── RECORDS SHOWN ──
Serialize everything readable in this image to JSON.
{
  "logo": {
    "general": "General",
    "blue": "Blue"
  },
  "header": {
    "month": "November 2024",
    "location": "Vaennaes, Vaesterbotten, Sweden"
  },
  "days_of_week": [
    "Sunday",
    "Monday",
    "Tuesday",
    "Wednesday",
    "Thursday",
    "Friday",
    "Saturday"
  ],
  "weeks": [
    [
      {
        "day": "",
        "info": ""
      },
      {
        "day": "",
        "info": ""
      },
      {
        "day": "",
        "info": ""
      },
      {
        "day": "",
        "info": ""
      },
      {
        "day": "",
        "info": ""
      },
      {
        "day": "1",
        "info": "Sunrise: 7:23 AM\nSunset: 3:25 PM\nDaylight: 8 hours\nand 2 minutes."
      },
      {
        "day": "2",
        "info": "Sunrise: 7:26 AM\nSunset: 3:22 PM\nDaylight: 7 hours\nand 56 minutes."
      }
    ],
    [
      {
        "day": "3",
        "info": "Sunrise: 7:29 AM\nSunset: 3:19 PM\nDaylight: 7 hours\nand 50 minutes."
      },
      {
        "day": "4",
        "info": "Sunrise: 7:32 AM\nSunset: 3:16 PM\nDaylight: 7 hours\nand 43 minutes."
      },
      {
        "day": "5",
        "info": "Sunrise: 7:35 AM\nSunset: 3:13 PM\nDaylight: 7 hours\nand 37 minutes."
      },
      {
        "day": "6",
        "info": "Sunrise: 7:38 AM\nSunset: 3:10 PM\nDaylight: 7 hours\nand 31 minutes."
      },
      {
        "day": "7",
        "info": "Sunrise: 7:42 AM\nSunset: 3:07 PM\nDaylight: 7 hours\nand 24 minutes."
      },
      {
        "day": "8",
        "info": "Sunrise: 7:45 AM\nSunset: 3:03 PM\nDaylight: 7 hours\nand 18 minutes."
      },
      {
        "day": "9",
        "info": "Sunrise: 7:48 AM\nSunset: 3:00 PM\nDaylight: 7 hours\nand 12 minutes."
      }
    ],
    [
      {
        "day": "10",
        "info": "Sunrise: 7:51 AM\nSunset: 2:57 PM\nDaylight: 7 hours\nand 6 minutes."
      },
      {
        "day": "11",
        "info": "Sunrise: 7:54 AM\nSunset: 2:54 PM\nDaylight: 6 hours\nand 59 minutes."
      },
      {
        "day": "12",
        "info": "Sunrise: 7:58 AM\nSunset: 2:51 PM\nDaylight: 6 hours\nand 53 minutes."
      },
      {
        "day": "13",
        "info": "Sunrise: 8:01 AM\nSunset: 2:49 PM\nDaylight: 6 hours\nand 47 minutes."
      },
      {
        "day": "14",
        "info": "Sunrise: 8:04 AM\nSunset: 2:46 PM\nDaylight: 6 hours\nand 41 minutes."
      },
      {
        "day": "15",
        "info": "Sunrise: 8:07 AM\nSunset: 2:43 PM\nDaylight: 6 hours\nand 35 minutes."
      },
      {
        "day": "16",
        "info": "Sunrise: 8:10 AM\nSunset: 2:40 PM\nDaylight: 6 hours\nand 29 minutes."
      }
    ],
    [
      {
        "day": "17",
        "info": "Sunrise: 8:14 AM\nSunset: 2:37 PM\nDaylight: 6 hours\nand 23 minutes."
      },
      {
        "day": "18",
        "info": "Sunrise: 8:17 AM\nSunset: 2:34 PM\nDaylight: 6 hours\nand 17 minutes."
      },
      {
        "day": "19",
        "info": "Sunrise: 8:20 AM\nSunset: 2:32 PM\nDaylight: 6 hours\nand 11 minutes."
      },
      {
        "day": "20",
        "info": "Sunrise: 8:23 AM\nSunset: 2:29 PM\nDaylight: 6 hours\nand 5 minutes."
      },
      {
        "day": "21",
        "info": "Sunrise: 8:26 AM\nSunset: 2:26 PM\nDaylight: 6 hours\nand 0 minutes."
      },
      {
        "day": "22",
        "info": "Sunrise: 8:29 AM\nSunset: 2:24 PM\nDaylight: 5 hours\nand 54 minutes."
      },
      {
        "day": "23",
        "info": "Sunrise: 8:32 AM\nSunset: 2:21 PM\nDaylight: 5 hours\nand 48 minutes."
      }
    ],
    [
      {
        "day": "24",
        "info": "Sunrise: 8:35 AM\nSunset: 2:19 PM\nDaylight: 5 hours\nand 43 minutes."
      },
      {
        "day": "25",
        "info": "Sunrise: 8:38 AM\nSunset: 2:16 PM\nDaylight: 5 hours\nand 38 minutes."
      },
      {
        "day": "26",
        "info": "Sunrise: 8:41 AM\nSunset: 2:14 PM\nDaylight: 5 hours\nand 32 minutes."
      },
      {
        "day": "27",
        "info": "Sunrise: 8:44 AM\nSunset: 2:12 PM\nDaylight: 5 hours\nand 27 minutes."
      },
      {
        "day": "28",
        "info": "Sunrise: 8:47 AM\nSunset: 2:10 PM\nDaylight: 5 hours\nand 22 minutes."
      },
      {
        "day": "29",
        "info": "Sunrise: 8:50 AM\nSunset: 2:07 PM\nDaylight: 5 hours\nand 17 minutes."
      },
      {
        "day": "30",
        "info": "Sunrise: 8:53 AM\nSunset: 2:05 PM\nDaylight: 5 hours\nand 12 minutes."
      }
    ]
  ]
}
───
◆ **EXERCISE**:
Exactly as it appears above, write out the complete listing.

◆ **EXERCISE RESULT**:
Serialize everything readable in this image to JSON.
{
  "logo": {
    "general": "General",
    "blue": "Blue"
  },
  "header": {
    "month": "November 2024",
    "location": "Vaennaes, Vaesterbotten, Sweden"
  },
  "days_of_week": [
    "Sunday",
    "Monday",
    "Tuesday",
    "Wednesday",
    "Thursday",
    "Friday",
    "Saturday"
  ],
  "weeks": [
    [
      {
        "day": "",
        "info": ""
      },
      {
        "day": "",
        "info": ""
      },
      {
        "day": "",
        "info": ""
      },
      {
        "day": "",
        "info": ""
      },
      {
        "day": "",
        "info": ""
      },
      {
        "day": "1",
        "info": "Sunrise: 7:23 AM\nSunset: 3:25 PM\nDaylight: 8 hours\nand 2 minutes."
      },
      {
        "day": "2",
        "info": "Sunrise: 7:26 AM\nSunset: 3:22 PM\nDaylight: 7 hours\nand 56 minutes."
      }
    ],
    [
      {
        "day": "3",
        "info": "Sunrise: 7:29 AM\nSunset: 3:19 PM\nDaylight: 7 hours\nand 50 minutes."
      },
      {
        "day": "4",
        "info": "Sunrise: 7:32 AM\nSunset: 3:16 PM\nDaylight: 7 hours\nand 43 minutes."
      },
      {
        "day": "5",
        "info": "Sunrise: 7:35 AM\nSunset: 3:13 PM\nDaylight: 7 hours\nand 37 minutes."
      },
      {
        "day": "6",
        "info": "Sunrise: 7:38 AM\nSunset: 3:10 PM\nDaylight: 7 hours\nand 31 minutes."
      },
      {
        "day": "7",
        "info": "Sunrise: 7:42 AM\nSunset: 3:07 PM\nDaylight: 7 hours\nand 24 minutes."
      },
      {
        "day": "8",
        "info": "Sunrise: 7:45 AM\nSunset: 3:03 PM\nDaylight: 7 hours\nand 18 minutes."
      },
      {
        "day": "9",
        "info": "Sunrise: 7:48 AM\nSunset: 3:00 PM\nDaylight: 7 hours\nand 12 minutes."
      }
    ],
    [
      {
        "day": "10",
        "info": "Sunrise: 7:51 AM\nSunset: 2:57 PM\nDaylight: 7 hours\nand 6 minutes."
      },
      {
        "day": "11",
        "info": "Sunrise: 7:54 AM\nSunset: 2:54 PM\nDaylight: 6 hours\nand 59 minutes."
      },
      {
        "day": "12",
        "info": "Sunrise: 7:58 AM\nSunset: 2:51 PM\nDaylight: 6 hours\nand 53 minutes."
      },
      {
        "day": "13",
        "info": "Sunrise: 8:01 AM\nSunset: 2:49 PM\nDaylight: 6 hours\nand 47 minutes."
      },
      {
        "day": "14",
        "info": "Sunrise: 8:04 AM\nSunset: 2:46 PM\nDaylight: 6 hours\nand 41 minutes."
      },
      {
        "day": "15",
        "info": "Sunrise: 8:07 AM\nSunset: 2:43 PM\nDaylight: 6 hours\nand 35 minutes."
      },
      {
        "day": "16",
        "info": "Sunrise: 8:10 AM\nSunset: 2:40 PM\nDaylight: 6 hours\nand 29 minutes."
      }
    ],
    [
      {
        "day": "17",
        "info": "Sunrise: 8:14 AM\nSunset: 2:37 PM\nDaylight: 6 hours\nand 23 minutes."
      },
      {
        "day": "18",
        "info": "Sunrise: 8:17 AM\nSunset: 2:34 PM\nDaylight: 6 hours\nand 17 minutes."
      },
      {
        "day": "19",
        "info": "Sunrise: 8:20 AM\nSunset: 2:32 PM\nDaylight: 6 hours\nand 11 minutes."
      },
      {
        "day": "20",
        "info": "Sunrise: 8:23 AM\nSunset: 2:29 PM\nDaylight: 6 hours\nand 5 minutes."
      },
      {
        "day": "21",
        "info": "Sunrise: 8:26 AM\nSunset: 2:26 PM\nDaylight: 6 hours\nand 0 minutes."
      },
      {
        "day": "22",
        "info": "Sunrise: 8:29 AM\nSunset: 2:24 PM\nDaylight: 5 hours\nand 54 minutes."
      },
      {
        "day": "23",
        "info": "Sunrise: 8:32 AM\nSunset: 2:21 PM\nDaylight: 5 hours\nand 48 minutes."
      }
    ],
    [
      {
        "day": "24",
        "info": "Sunrise: 8:35 AM\nSunset: 2:19 PM\nDaylight: 5 hours\nand 43 minutes."
      },
      {
        "day": "25",
        "info": "Sunrise: 8:38 AM\nSunset: 2:16 PM\nDaylight: 5 hours\nand 38 minutes."
      },
      {
        "day": "26",
        "info": "Sunrise: 8:41 AM\nSunset: 2:14 PM\nDaylight: 5 hours\nand 32 minutes."
      },
      {
        "day": "27",
        "info": "Sunrise: 8:44 AM\nSunset: 2:12 PM\nDaylight: 5 hours\nand 27 minutes."
      },
      {
        "day": "28",
        "info": "Sunrise: 8:47 AM\nSunset: 2:10 PM\nDaylight: 5 hours\nand 22 minutes."
      },
      {
        "day": "29",
        "info": "Sunrise: 8:50 AM\nSunset: 2:07 PM\nDaylight: 5 hours\nand 17 minutes."
      },
      {
        "day": "30",
        "info": "Sunrise: 8:53 AM\nSunset: 2:05 PM\nDaylight: 5 hours\nand 12 minutes."
      }
    ]
  ]
}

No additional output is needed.